Records from a dataset:

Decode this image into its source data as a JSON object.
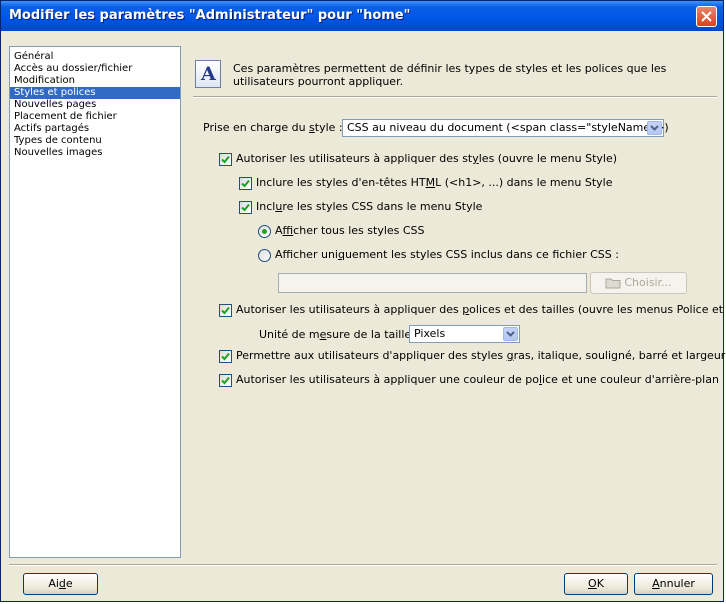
{
  "window": {
    "title": "Modifier les paramètres \"Administrateur\" pour \"home\""
  },
  "nav": {
    "items": [
      {
        "label": "Général",
        "selected": false
      },
      {
        "label": "Accès au dossier/fichier",
        "selected": false
      },
      {
        "label": "Modification",
        "selected": false
      },
      {
        "label": "Styles et polices",
        "selected": true
      },
      {
        "label": "Nouvelles pages",
        "selected": false
      },
      {
        "label": "Placement de fichier",
        "selected": false
      },
      {
        "label": "Actifs partagés",
        "selected": false
      },
      {
        "label": "Types de contenu",
        "selected": false
      },
      {
        "label": "Nouvelles images",
        "selected": false
      }
    ]
  },
  "info": {
    "icon": "font-a-icon",
    "text": "Ces paramètres permettent de définir les types de styles et les polices que les utilisateurs pourront appliquer."
  },
  "style_support": {
    "label_pre": "Prise en charge du ",
    "label_u": "s",
    "label_post": "tyle :",
    "value": "CSS au niveau du document (<span class=\"styleName\">)"
  },
  "allow_styles": {
    "pre": "Autoriser les utilisateurs à appliquer des st",
    "u": "y",
    "post": "les (ouvre le menu Style)",
    "checked": true
  },
  "include_headings": {
    "pre": "Inclure les styles d'en-têtes HT",
    "u": "M",
    "post": "L (<h1>, ...) dans le menu Style",
    "checked": true
  },
  "include_css": {
    "pre": "Incl",
    "u": "u",
    "post": "re les styles CSS dans le menu Style",
    "checked": true
  },
  "show_all_css": {
    "pre": "A",
    "u": "f",
    "post": "ficher tous les styles CSS",
    "checked": true
  },
  "show_only_css": {
    "pre": "Afficher  uni",
    "u": "q",
    "post": "uement les styles CSS inclus dans ce fichier CSS :",
    "checked": false
  },
  "css_file": {
    "value": "",
    "choose_label": "Choisir..."
  },
  "allow_fonts": {
    "pre": "Autoriser les utilisateurs à appliquer des ",
    "u": "p",
    "post": "olices et des tailles (ouvre les menus Police et Taille)",
    "checked": true
  },
  "size_unit": {
    "pre": "Unité de m",
    "u": "e",
    "post": "sure de la taille :",
    "value": "Pixels"
  },
  "allow_bold": {
    "pre": "Permettre aux utilisateurs d'appliquer des styles ",
    "u": "g",
    "post": "ras, italique, souligné, barré et largeur fixe",
    "checked": true
  },
  "allow_colors": {
    "pre": "Autoriser les utilisateurs à appliquer une couleur de po",
    "u": "l",
    "post": "ice et une couleur d'arrière-plan",
    "checked": true
  },
  "footer": {
    "help_pre": "Ai",
    "help_u": "d",
    "help_post": "e",
    "ok_u": "O",
    "ok_post": "K",
    "cancel_u": "A",
    "cancel_post": "nnuler"
  }
}
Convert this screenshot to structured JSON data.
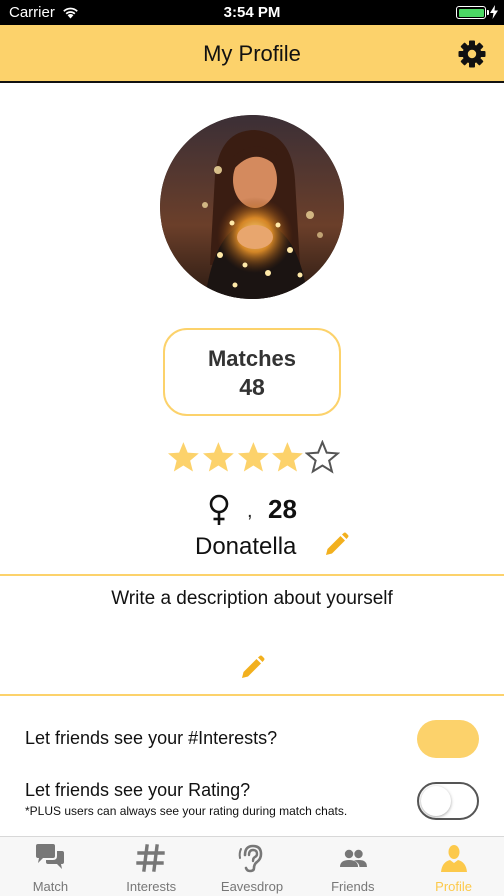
{
  "status_bar": {
    "carrier": "Carrier",
    "time": "3:54 PM",
    "battery_color": "#4cd964"
  },
  "header": {
    "title": "My Profile",
    "settings_icon": "gear-icon",
    "background": "#fcd26b"
  },
  "profile": {
    "matches_label": "Matches",
    "matches_count": "48",
    "rating": 4,
    "rating_max": 5,
    "gender_symbol": "♀",
    "separator": ",",
    "age": "28",
    "name": "Donatella",
    "description_prompt": "Write a description about yourself"
  },
  "settings": {
    "interests_label": "Let friends see your #Interests?",
    "interests_enabled": true,
    "rating_label": "Let friends see your Rating?",
    "rating_note": "*PLUS users can always see your rating during match chats.",
    "rating_enabled": false
  },
  "tabs": [
    {
      "label": "Match",
      "icon": "chat-bubbles-icon",
      "active": false
    },
    {
      "label": "Interests",
      "icon": "hashtag-icon",
      "active": false
    },
    {
      "label": "Eavesdrop",
      "icon": "ear-icon",
      "active": false
    },
    {
      "label": "Friends",
      "icon": "friends-icon",
      "active": false
    },
    {
      "label": "Profile",
      "icon": "profile-icon",
      "active": true
    }
  ],
  "colors": {
    "accent": "#fcd26b",
    "tab_active": "#fcc94b",
    "tab_inactive": "#777777"
  }
}
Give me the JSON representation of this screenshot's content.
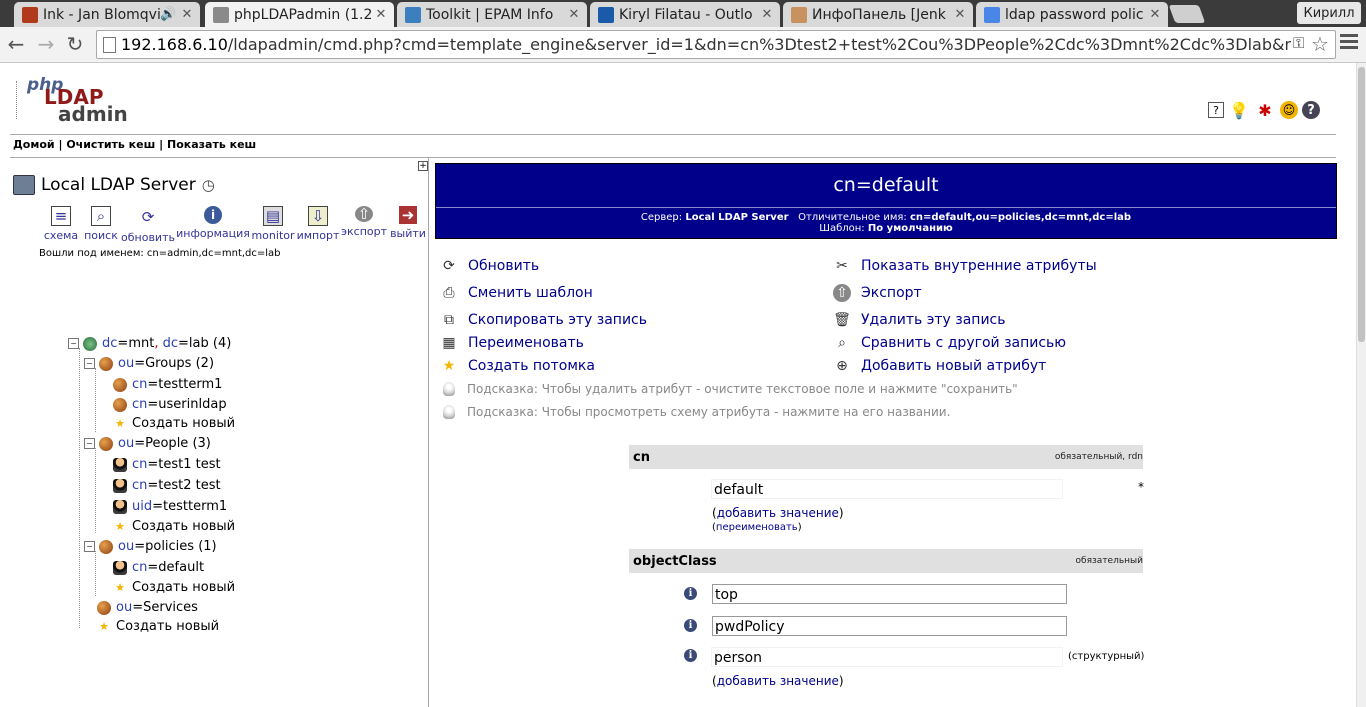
{
  "browser": {
    "tabs": [
      {
        "title": "Ink - Jan Blomqvi",
        "close": "✕",
        "active": false,
        "favicon_color": "#b23a1c"
      },
      {
        "title": "phpLDAPadmin (1.2",
        "close": "✕",
        "active": true,
        "favicon_color": "#8a8a8a"
      },
      {
        "title": "Toolkit | EPAM Info",
        "close": "✕",
        "active": false,
        "favicon_color": "#3b7fbf"
      },
      {
        "title": "Kiryl Filatau - Outlo",
        "close": "✕",
        "active": false,
        "favicon_color": "#1a5aa8"
      },
      {
        "title": "ИнфоПанель [Jenk",
        "close": "✕",
        "active": false,
        "favicon_color": "#c7925e"
      },
      {
        "title": "ldap password polic",
        "close": "✕",
        "active": false,
        "favicon_color": "#4a86e8"
      }
    ],
    "user_button": "Кирилл",
    "url_host": "192.168.6.10",
    "url_rest": "/ldapadmin/cmd.php?cmd=template_engine&server_id=1&dn=cn%3Dtest2+test%2Cou%3DPeople%2Cdc%3Dmnt%2Cdc%3Dlab&modified_attrs[]=use"
  },
  "header": {
    "logo_php": "php",
    "logo_ldap": "LDAP",
    "logo_admin": "admin",
    "breadcrumb": [
      "Домой",
      "Очистить кеш",
      "Показать кеш"
    ],
    "breadcrumb_sep": " | "
  },
  "tree": {
    "server_name": "Local LDAP Server",
    "tools": [
      {
        "label": "схема",
        "icon": "schema-icon"
      },
      {
        "label": "поиск",
        "icon": "search-icon"
      },
      {
        "label": "обновить",
        "icon": "refresh-icon"
      },
      {
        "label": "информация",
        "icon": "info-icon"
      },
      {
        "label": "monitor",
        "icon": "monitor-icon"
      },
      {
        "label": "импорт",
        "icon": "import-icon"
      },
      {
        "label": "экспорт",
        "icon": "export-icon"
      },
      {
        "label": "выйти",
        "icon": "logout-icon"
      }
    ],
    "logged_in": "Вошли под именем: cn=admin,dc=mnt,dc=lab",
    "root": {
      "attr1": "dc",
      "val1": "mnt",
      "attr2": "dc",
      "val2": "lab",
      "count": "(4)"
    },
    "groups": {
      "attr": "ou",
      "val": "Groups",
      "count": "(2)",
      "items": [
        "testterm1",
        "userinldap"
      ],
      "create": "Создать новый"
    },
    "people": {
      "attr": "ou",
      "val": "People",
      "count": "(3)",
      "items": [
        {
          "a": "cn",
          "v": "test1 test"
        },
        {
          "a": "cn",
          "v": "test2 test"
        },
        {
          "a": "uid",
          "v": "testterm1"
        }
      ],
      "create": "Создать новый"
    },
    "policies": {
      "attr": "ou",
      "val": "policies",
      "count": "(1)",
      "items": [
        {
          "a": "cn",
          "v": "default"
        }
      ],
      "create": "Создать новый"
    },
    "services": {
      "attr": "ou",
      "val": "Services"
    },
    "root_create": "Создать новый"
  },
  "entry": {
    "title": "cn=default",
    "server_label": "Сервер:",
    "server_value": "Local LDAP Server",
    "dn_label": "Отличительное имя:",
    "dn_value": "cn=default,ou=policies,dc=mnt,dc=lab",
    "template_label": "Шаблон:",
    "template_value": "По умолчанию",
    "actions_left": [
      "Обновить",
      "Сменить шаблон",
      "Скопировать эту запись",
      "Переименовать",
      "Создать потомка"
    ],
    "actions_right": [
      "Показать внутренние атрибуты",
      "Экспорт",
      "Удалить эту запись",
      "Сравнить с другой записью",
      "Добавить новый атрибут"
    ],
    "hints": [
      "Подсказка: Чтобы удалить атрибут - очистите текстовое поле и нажмите \"сохранить\"",
      "Подсказка: Чтобы просмотреть схему атрибута - нажмите на его названии."
    ],
    "attrs": {
      "cn": {
        "name": "cn",
        "flags": "обязательный, rdn",
        "value": "default",
        "marker": "*",
        "add_value": "добавить значение",
        "rename": "переименовать"
      },
      "objectClass": {
        "name": "objectClass",
        "flags": "обязательный",
        "values": [
          "top",
          "pwdPolicy",
          "person"
        ],
        "structural": "(структурный)",
        "add_value": "добавить значение"
      }
    }
  }
}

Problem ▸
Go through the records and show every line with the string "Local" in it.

Exercise solution ▸
    "server_name": "Local LDAP Server",
    "server_value": "Local LDAP Server",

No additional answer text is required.